Researchers aim to use advanced signal-processing technology first developed by NASA to supercharge the performance of biological sensors. California-based company Vialogy, which was set up to commercialise the technology, claimed it could cut the cost and speed up the rate of pharmaceutical development.
Eventually it hopes the technology platform, called Quantum Resonance Interferometry (QRI), will hasten medical breakthroughs by enabling the detection of biological and chemical events currently hidden amid interference or below analytical instruments’ threshold. These could include the identification of rare gene or protein targets.
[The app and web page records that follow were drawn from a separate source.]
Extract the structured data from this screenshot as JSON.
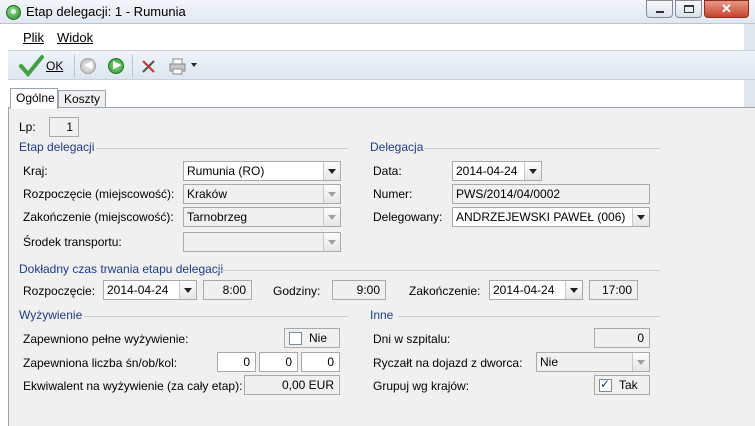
{
  "window": {
    "title": "Etap delegacji: 1 - Rumunia"
  },
  "menu": [
    {
      "label": "Plik"
    },
    {
      "label": "Widok"
    }
  ],
  "toolbar": {
    "ok_label": "OK"
  },
  "tabs": [
    {
      "label": "Ogólne"
    },
    {
      "label": "Koszty"
    }
  ],
  "lp": {
    "label": "Lp:",
    "value": "1"
  },
  "etap": {
    "title": "Etap delegacji",
    "kraj_label": "Kraj:",
    "kraj_value": "Rumunia (RO)",
    "rozpoczecie_label": "Rozpoczęcie (miejscowość):",
    "rozpoczecie_value": "Kraków",
    "zakonczenie_label": "Zakończenie (miejscowość):",
    "zakonczenie_value": "Tarnobrzeg",
    "transport_label": "Środek transportu:",
    "transport_value": ""
  },
  "delegacja": {
    "title": "Delegacja",
    "data_label": "Data:",
    "data_value": "2014-04-24",
    "numer_label": "Numer:",
    "numer_value": "PWS/2014/04/0002",
    "delegowany_label": "Delegowany:",
    "delegowany_value": "ANDRZEJEWSKI PAWEŁ (006)"
  },
  "czas": {
    "title": "Dokładny czas trwania etapu delegacji",
    "start_label": "Rozpoczęcie:",
    "start_date": "2014-04-24",
    "start_time": "8:00",
    "hours_label": "Godziny:",
    "hours_value": "9:00",
    "end_label": "Zakończenie:",
    "end_date": "2014-04-24",
    "end_time": "17:00"
  },
  "wyzywienie": {
    "title": "Wyżywienie",
    "pelne_label": "Zapewniono pełne wyżywienie:",
    "pelne_value": "Nie",
    "liczba_label": "Zapewniona liczba śn/ob/kol:",
    "sn": "0",
    "ob": "0",
    "kol": "0",
    "ekwiwalent_label": "Ekwiwalent na wyżywienie (za cały etap):",
    "ekwiwalent_value": "0,00 EUR"
  },
  "inne": {
    "title": "Inne",
    "dni_label": "Dni w szpitalu:",
    "dni_value": "0",
    "ryczalt_label": "Ryczałt na dojazd z dworca:",
    "ryczalt_value": "Nie",
    "grupuj_label": "Grupuj wg krajów:",
    "grupuj_value": "Tak"
  }
}
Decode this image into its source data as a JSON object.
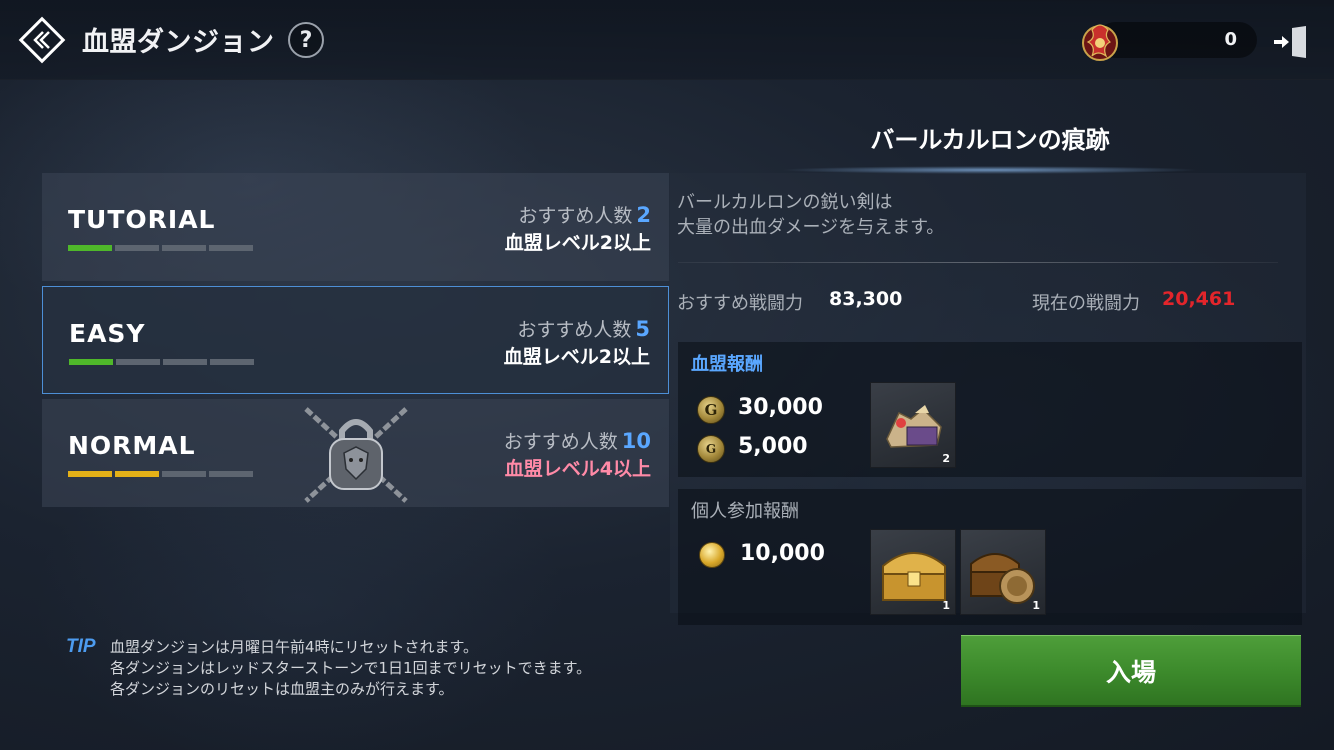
{
  "header": {
    "title": "血盟ダンジョン",
    "help_label": "?",
    "currency_value": "0",
    "icons": {
      "back": "back-chevron-icon",
      "currency": "dragon-emblem-icon",
      "exit": "exit-door-icon"
    }
  },
  "difficulties": [
    {
      "name": "TUTORIAL",
      "rec_label": "おすすめ人数",
      "rec_count": "2",
      "requirement": "血盟レベル2以上",
      "level_filled": 1,
      "level_total": 4,
      "bar_color": "#4fb82a",
      "selected": false,
      "locked": false
    },
    {
      "name": "EASY",
      "rec_label": "おすすめ人数",
      "rec_count": "5",
      "requirement": "血盟レベル2以上",
      "level_filled": 1,
      "level_total": 4,
      "bar_color": "#4fb82a",
      "selected": true,
      "locked": false
    },
    {
      "name": "NORMAL",
      "rec_label": "おすすめ人数",
      "rec_count": "10",
      "requirement": "血盟レベル4以上",
      "level_filled": 2,
      "level_total": 4,
      "bar_color": "#e4b118",
      "selected": false,
      "locked": true
    }
  ],
  "dungeon": {
    "name": "バールカルロンの痕跡",
    "description_line1": "バールカルロンの鋭い剣は",
    "description_line2": "大量の出血ダメージを与えます。",
    "recommended_power_label": "おすすめ戦闘力",
    "recommended_power": "83,300",
    "current_power_label": "現在の戦闘力",
    "current_power": "20,461"
  },
  "clan_reward": {
    "title": "血盟報酬",
    "gold_amount": "30,000",
    "exp_amount": "5,000",
    "item_count": "2",
    "icons": {
      "gold": "clan-gold-coin-icon",
      "exp": "clan-exp-coin-icon",
      "item": "treasure-pile-icon"
    }
  },
  "personal_reward": {
    "title": "個人参加報酬",
    "gold_amount": "10,000",
    "items": [
      {
        "icon": "gold-chest-icon",
        "count": "1"
      },
      {
        "icon": "lion-chest-icon",
        "count": "1"
      }
    ]
  },
  "enter_button": "入場",
  "tip": {
    "label": "TIP",
    "lines": [
      "血盟ダンジョンは月曜日午前4時にリセットされます。",
      "各ダンジョンはレッドスターストーンで1日1回までリセットできます。",
      "各ダンジョンのリセットは血盟主のみが行えます。"
    ]
  },
  "colors": {
    "accent_blue": "#5aa7ff",
    "danger_red": "#e3252b",
    "enter_green": "#3d8b2c",
    "locked_pink": "#ff8aa7"
  }
}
According to Vialogy, QRI allows instruments to detect signals up to 10,000 times lower than the surrounding signals from which they need to be distinguished, through a complex process of analysis and amplification. It claims that this can significantly improve the detection and validation of biological samples, a major headache in drug companies’ R&D processes.
Vialogy plans to apply its QRI systems to a range of life-science instrumentation, including DNA micro-arrays, protein chips and biosensors. It said the signal-processing system is compatible with, and can act as a performance-booster for, current instruments.
The company also hopes to apply QRI to seismology, defence and general remote sensing applications.
Vialogy is a subsidiary of ViaSpace, the company formed to commercialise technologies developed in the NASA/Caltech Jet Propulsion Laboratory, and has several senior NASA researchers and engineers among its team. BioProjects International, a UK investor in biotechnology ventures, recently spent $1.75m (£1m) to take its stake in Vialogy to almost 45 per cent.